"A Question Looking at Men Looking at Women" by Jameson Fitzpatrick in The Believer: Fitzpatrick’s poem is a captivating study of desire and envy, of gender and sexuality, of loneliness and attraction. Its name is a reference to the title of Siri Hustvedt’s feminist essay collection, but turns its perspective on its head from his viewpoint as a man examining the male gaze.

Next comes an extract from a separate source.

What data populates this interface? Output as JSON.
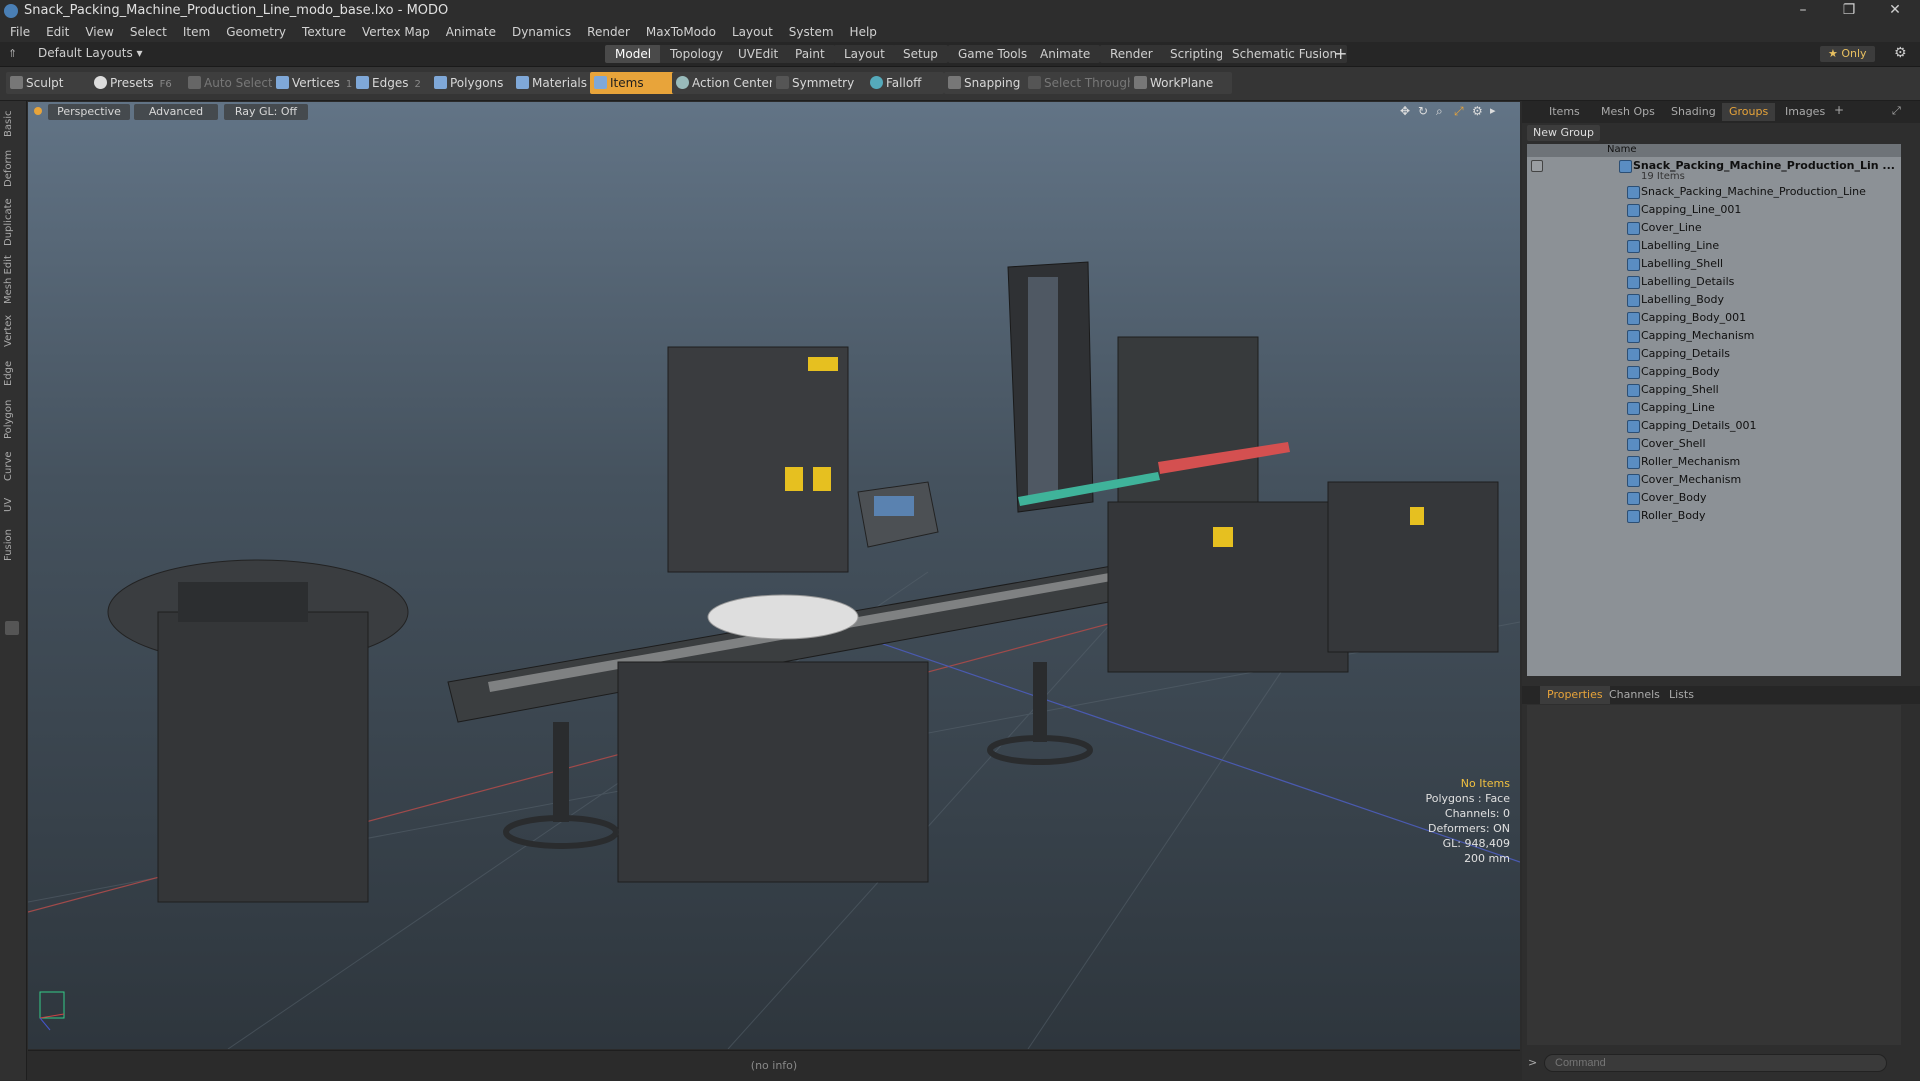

Evening in Paradise: More Stories by Lucia Berlin: It’s a great sadness that it took more than a decade after Berlin’s death for her writing to become widely celebrated. Her short stories about women’s lives are stunning, observant, and lingering. This second collection published since her death takes place around the world: from Mexican fishing towns to Chilean estates to New York City, all places where Berlin lived moments of her vibrant and troubled life. "La Barca de la Ilusión,” and “The Wives” are two of the standouts, in my mind: thought their settings and stories are radically different, they get at the heart of what it is to be disappointed by what we’re promised in life and carry on anyway. And, as a lovely and unexpected bonus, this book is kicked off by a truly touching foreword by her son, which I found particularly illuminating.
“Terry Gross of Fresh Air Talks About the Art of Getting Personal” by KK Otteson for The Washington Post: This piece certainly looks like your standard, workaday Q&A — but it’s so much more. It’s a brief but truly revealing look at how Gross became one of the most masterful interviewers of our era, and it’s jampacked with wisdom on reporting, empathy, and how to be a better person in the world.
“The New Gwen Stefani is a Lot Like the Old One” by Anne Helen Peterson for Buzzfeed: Peterson, one of the best pop-cultural critics around, takes a look at one of the most confounding celebrities of our time in this piece. How do we reconcile the woman who wrote “Just a Girl” — which marked a feminist awakening for many an American tween, yours truly included — with the saccharine, Blake Shelton-dating, feminist label-eschewing cipher who is still the woman who wrote “Just a Girl”? This piece is a deep dive into Stefani’s making, revealing her contradictions and homing in on her decades-long appeal.